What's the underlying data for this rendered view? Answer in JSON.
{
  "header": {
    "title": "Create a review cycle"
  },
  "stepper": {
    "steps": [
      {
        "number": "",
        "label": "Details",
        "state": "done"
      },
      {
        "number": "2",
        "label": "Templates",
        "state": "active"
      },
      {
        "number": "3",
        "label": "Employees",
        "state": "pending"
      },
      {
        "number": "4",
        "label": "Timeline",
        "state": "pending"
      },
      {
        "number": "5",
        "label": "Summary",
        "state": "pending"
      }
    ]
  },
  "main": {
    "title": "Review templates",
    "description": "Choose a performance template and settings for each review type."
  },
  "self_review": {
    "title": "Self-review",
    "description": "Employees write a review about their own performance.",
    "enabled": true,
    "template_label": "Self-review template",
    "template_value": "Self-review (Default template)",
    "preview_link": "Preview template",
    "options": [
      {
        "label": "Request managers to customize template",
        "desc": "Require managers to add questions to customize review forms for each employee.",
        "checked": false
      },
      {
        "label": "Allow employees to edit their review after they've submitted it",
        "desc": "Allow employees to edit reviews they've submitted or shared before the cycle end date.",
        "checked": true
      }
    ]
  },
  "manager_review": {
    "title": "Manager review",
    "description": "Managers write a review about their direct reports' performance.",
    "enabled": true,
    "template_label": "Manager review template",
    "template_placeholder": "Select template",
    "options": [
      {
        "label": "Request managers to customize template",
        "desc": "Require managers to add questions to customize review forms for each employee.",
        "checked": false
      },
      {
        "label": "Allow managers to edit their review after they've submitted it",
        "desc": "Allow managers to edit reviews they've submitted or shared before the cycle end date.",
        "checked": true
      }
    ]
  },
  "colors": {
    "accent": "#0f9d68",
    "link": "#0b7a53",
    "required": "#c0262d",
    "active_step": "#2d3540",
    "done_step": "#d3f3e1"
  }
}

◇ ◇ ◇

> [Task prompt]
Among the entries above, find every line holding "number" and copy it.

> [Worked solution]
        "number": "",
        "number": "2",
        "number": "3",
        "number": "4",
        "number": "5",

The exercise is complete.